Chris Anderson has two products to flog. Obviously, there’s the book, which is takes an intriguingly counter-intuitive premise (businesses can make money by giving stuff away) and demonstrates it to be scaled-up version of already established tactics, made possible by the low overheads involved in the delivery of online products. In fact, Anderson begins the story of Free in the world on nineteenth-century patent medicines – which is fitting, because with its impossible promises of entrepreneurs growing wealthy at no cost to consumers or themselves, Free is 80 per cent snake oil.
In the schema of Free, the book is a loss-leader (offered as a free text download and full-length audiobook from Anderson’s website) for the main product line – Anderson himself, available for public speaking engagements. Offering himself up as the man with a mainline to the future of media, Anderson has been racking up column inches in both the fidgety paper media and gloating online outlets with his aggressive assertions of the press’s imminent death. In an especially bullish interview with Der Spiegel, he even declared “media” and “news” to be non-words and announced that the media of the future will be a hobby (although not, presumably, for auditorium fillers like himself).
Funnily enough, Free the book doesn’t substantiate either Anderson’s bigger claims or the more vituperative criticism he’s drawn for the thesis. What it actually describes isn’t so much the future promised by the title, but the present we’ve been living in for at least the last decade. Anderson anatomises Free into many forms, from the free sample to the cross-subsidy to what he labels “Freemium” (basically, economy and first class services with a price of zero on the entry-level line). Google, of course, have built an empire on giving away their products – principally search, but also email, web browser and a whole mass of other applications – allowing them to essentially corner the means of production for usable information, and helping to drive customers towards the advertising they’re paid to place. Anderson draws heavily on the Google experiment to make his case.

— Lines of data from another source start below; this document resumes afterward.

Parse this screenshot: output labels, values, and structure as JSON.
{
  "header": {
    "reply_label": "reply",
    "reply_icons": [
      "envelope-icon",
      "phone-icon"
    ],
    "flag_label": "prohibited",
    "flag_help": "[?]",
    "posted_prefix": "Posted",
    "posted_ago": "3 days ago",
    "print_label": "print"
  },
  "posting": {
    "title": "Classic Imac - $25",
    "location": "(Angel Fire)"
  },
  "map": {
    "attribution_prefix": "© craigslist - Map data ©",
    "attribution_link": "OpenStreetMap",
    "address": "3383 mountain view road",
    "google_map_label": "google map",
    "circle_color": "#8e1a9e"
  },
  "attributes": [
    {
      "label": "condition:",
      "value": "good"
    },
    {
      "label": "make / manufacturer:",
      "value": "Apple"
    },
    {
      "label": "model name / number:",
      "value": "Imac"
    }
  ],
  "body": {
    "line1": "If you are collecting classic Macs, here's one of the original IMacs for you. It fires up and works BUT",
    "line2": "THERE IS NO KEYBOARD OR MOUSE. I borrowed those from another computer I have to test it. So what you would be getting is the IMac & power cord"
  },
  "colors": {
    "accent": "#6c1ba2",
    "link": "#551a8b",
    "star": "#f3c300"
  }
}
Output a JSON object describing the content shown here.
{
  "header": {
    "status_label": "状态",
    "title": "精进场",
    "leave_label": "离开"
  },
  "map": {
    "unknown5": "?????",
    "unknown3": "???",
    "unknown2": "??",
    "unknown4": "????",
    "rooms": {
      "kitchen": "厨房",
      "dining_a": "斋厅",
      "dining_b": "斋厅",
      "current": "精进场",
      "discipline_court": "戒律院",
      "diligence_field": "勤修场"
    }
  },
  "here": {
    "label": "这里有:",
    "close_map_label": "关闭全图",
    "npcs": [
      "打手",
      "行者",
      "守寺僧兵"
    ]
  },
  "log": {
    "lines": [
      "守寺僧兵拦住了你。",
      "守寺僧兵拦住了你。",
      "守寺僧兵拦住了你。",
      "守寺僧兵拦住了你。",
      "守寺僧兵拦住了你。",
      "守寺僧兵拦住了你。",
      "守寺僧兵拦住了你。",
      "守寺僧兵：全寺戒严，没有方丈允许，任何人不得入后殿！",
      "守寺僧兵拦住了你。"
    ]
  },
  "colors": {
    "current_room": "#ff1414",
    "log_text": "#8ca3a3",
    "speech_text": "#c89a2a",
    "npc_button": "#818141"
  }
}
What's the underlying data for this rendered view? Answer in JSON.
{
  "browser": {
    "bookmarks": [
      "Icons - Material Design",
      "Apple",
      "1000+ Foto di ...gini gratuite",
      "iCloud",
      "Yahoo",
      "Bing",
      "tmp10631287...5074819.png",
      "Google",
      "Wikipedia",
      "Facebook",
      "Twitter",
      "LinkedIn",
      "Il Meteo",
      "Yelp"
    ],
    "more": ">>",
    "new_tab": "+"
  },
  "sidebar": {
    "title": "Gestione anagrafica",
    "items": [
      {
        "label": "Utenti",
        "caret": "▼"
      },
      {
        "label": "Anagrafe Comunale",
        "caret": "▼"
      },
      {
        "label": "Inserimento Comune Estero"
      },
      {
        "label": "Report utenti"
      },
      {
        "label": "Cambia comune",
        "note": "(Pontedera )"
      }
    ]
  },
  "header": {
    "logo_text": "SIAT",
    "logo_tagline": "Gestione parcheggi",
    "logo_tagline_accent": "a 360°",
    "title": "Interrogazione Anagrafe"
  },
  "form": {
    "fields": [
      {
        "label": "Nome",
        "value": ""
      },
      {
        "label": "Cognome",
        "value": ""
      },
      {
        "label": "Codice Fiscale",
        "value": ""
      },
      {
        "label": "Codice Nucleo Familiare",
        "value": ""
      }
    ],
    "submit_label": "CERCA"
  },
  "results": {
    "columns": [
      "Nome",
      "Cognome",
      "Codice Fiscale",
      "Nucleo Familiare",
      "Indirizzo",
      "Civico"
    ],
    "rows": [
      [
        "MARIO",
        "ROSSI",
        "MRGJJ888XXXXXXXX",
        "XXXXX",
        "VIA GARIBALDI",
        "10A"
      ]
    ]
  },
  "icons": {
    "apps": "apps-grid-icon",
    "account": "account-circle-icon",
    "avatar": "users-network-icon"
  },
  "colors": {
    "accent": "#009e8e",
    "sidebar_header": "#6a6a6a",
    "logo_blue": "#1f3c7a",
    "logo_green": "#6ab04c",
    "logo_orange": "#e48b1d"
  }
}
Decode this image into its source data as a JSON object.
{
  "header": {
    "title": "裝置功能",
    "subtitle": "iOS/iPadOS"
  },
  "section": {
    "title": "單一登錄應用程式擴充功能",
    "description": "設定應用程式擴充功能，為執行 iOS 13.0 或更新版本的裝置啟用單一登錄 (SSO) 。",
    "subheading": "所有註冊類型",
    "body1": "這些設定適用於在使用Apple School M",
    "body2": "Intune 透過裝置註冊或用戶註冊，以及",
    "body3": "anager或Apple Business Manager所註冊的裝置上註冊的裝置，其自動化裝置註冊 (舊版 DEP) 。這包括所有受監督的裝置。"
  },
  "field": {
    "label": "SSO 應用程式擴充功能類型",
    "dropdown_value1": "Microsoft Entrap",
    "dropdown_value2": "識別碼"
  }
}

He also draws on Wikipedia – not only as an example, but also as an unacknowledged source for a couple of large chunks of text. Such plagiarism is gross sloppiness, and sloppiness is typical of the book: there’s a failure to draw connections or make comparisons between different parts of the argument. Why, for example, do videogames seem to be so much more successful in converting free users into paying customers than shareware programs? Anderson provides the stats, but because he’s only interested it taking lessons from the financially successful segment of the free economy, the lower end gets overlooked.
And as for the unwaged workers of the free economy, like the Wikipedians who became his unwitting co-authors? Anderson seems confident that people will continue to labour gratis on the promise of community and celebrity. Coming from someone who gets well-paid for public speaking gigs assuring journalists that they can make a living by getting other journalists to work for nothing (“leveraging the Free”) it’s unclear why anyone should be paying tribute to this half-formed, self-serving economic theory.
Text © Sarah Ditum, 2009. This review originally appeared in Tribune vol. 73, no. 36.